“New IPR 63 to Pyro; During ETVAS power-off stray voltage check and connection at the GUCP, the voltage reading was 0.33V and should be less than 0.05V. This is a constraint to continuing. Trouble shooting is in work with GSE (Ground Support Equipment) Engineering on site.”
As a result S5009 ordnance disconnect operations are scheduled to begin at 23:00 Monday night, with the S5009 “run 2 pad clear” (for re-installation) now scheduled for 2200 Tuesday.
Meetings were conducted on Monday afternoon to determine the impact on the launch date, which will be discussed at the Agency FRR. It is likely, but not certain, that this will delay the launch date by one day to August 25. However, a lot will depend on how the repair – and the ordnance reinstallation – proceeds over the next 24 hours or so.
Otherwise engineers are proceeding with the flow as per normal, with the loading of hypergolics on the vehicle now complete.
“S0024, Hyper propellant load is complete: OMS/RCS fuel propellant tank load and orbiter auxiliary power unit propellant tank loading finished Friday,” added a flow update.
“S1287, Orbiter aft closeout began over the weekend and will continue today. 50-1 / 2 door installation and Aft Confidence Test are scheduled for Thursday night. S0007.100, Launch Countdown Preparations, began over the weekend and will continue this week. The GH2 storage battery burn-off, repair and recharge was completed on Saturday. The GO2 recharge is scheduled for Monday.”
Good news was also noted on what is a great achievement by the KSC engineers, specifically the replacement of several elements of hardware on Discovery’s left hand Solid Rocket Booster (SRB) – due to a problem with a Check Valve Filter Assembly (CVFA).
This resulted in a requirement for a Hydraulic Power Unit hotfire – due to its replacement as part of the troubleshooting – which all went to plan.

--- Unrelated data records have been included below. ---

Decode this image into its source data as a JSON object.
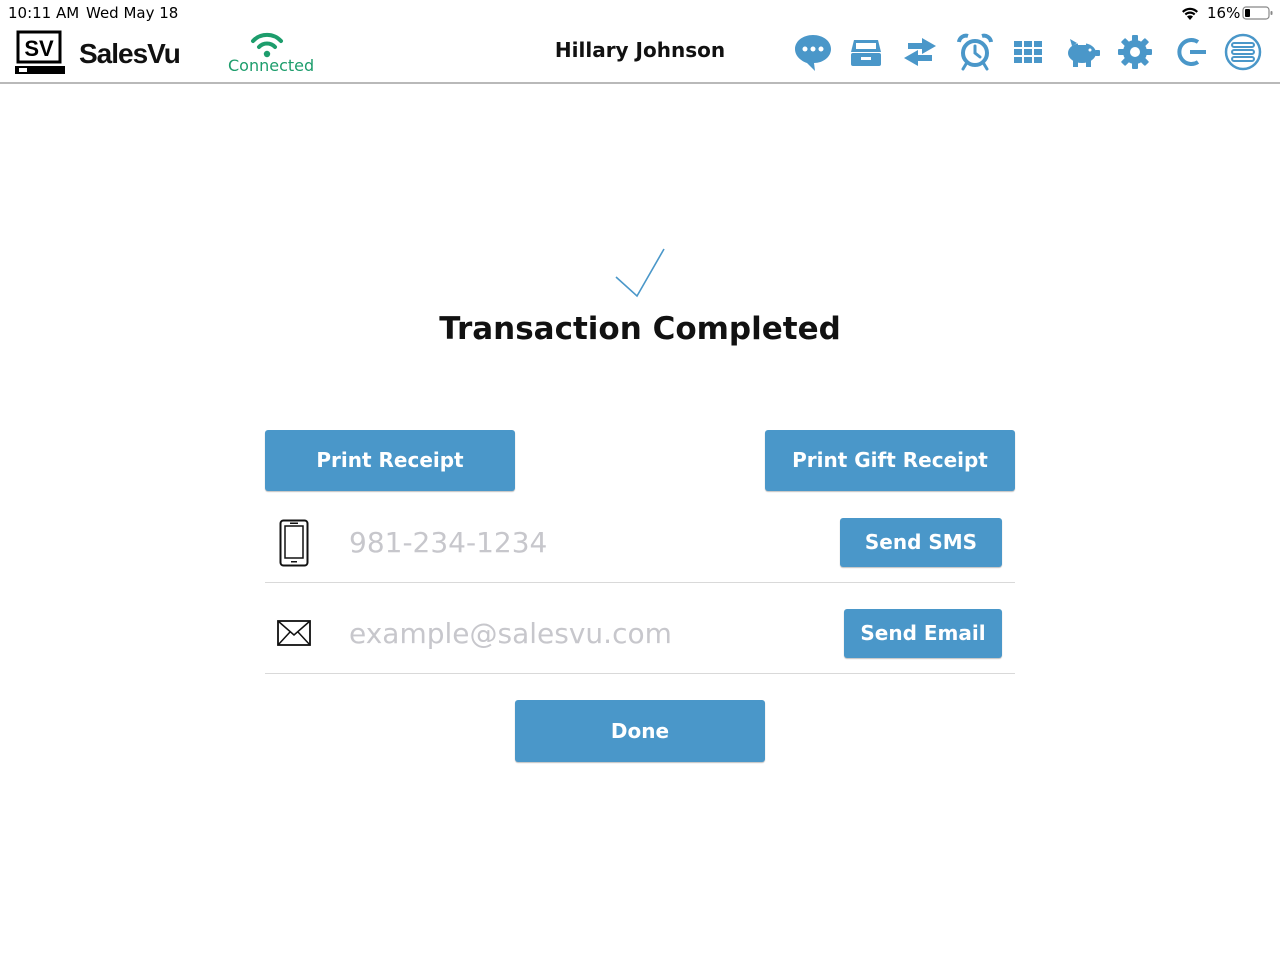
{
  "status_bar": {
    "time": "10:11 AM",
    "date": "Wed May 18",
    "battery_percent": "16%",
    "battery_level": 0.16
  },
  "header": {
    "brand": "SalesVu",
    "logo_text": "SV",
    "connection_status": "Connected",
    "user_name": "Hillary Johnson",
    "icons": [
      "chat-icon",
      "cash-drawer-icon",
      "transfer-arrows-icon",
      "alarm-clock-icon",
      "grid-icon",
      "piggy-bank-icon",
      "gear-icon",
      "logout-icon",
      "menu-list-icon"
    ]
  },
  "main": {
    "title": "Transaction Completed",
    "print_receipt_label": "Print Receipt",
    "print_gift_receipt_label": "Print Gift Receipt",
    "phone_placeholder": "981-234-1234",
    "send_sms_label": "Send SMS",
    "email_placeholder": "example@salesvu.com",
    "send_email_label": "Send Email",
    "done_label": "Done"
  },
  "colors": {
    "accent": "#4a97c9",
    "connected": "#1d9d6c",
    "placeholder": "#c7c7cc"
  }
}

“LH SRB HPU update: HPU hot fire was successfully completed at 2028L Friday night. Post hot fire inspection was completed over the weekend,” pad flow information confirmed. “Hydraulic sampling, actuator system stroke, hyd bleed operations were completed yesterday (Sunday).
“Actuator pinning and final hydraulic high press leak checks, air entrainment, and aft skirt closeouts will be in work Monday.”
Only one other issue was noted on processing information, though it is deemed as minor, and holds no impact to the pad flow at this time.
“New IPR 62: During SRB aft skirt GN2 activation the GSE purge heater failed to come on. There was no constraint to continuing with the APU hotfire as temperatures were stable. The constraint will be to S0007 (Launch Countdown Operations). Troubleshooting is scheduled for throughout Monday.”
Pad flows are highly complex, especially as they draw closer to the launch countdown. Numerous issues are usually noted – especially with the associated GSE – in every flow, as engineers bring the vehicle to life for their trips to the International Space Station (ISS).
Despite the challenges, engineers have managed to keep Discovery within the previously allocated August 25 launch date – which was only advanced to the 24th a week ago – pending the required approval at the FRR.
L2 members: Documentation – from which the above article has quoted snippets – is available in full in the related L2 sections, now over 4000 gbs in size.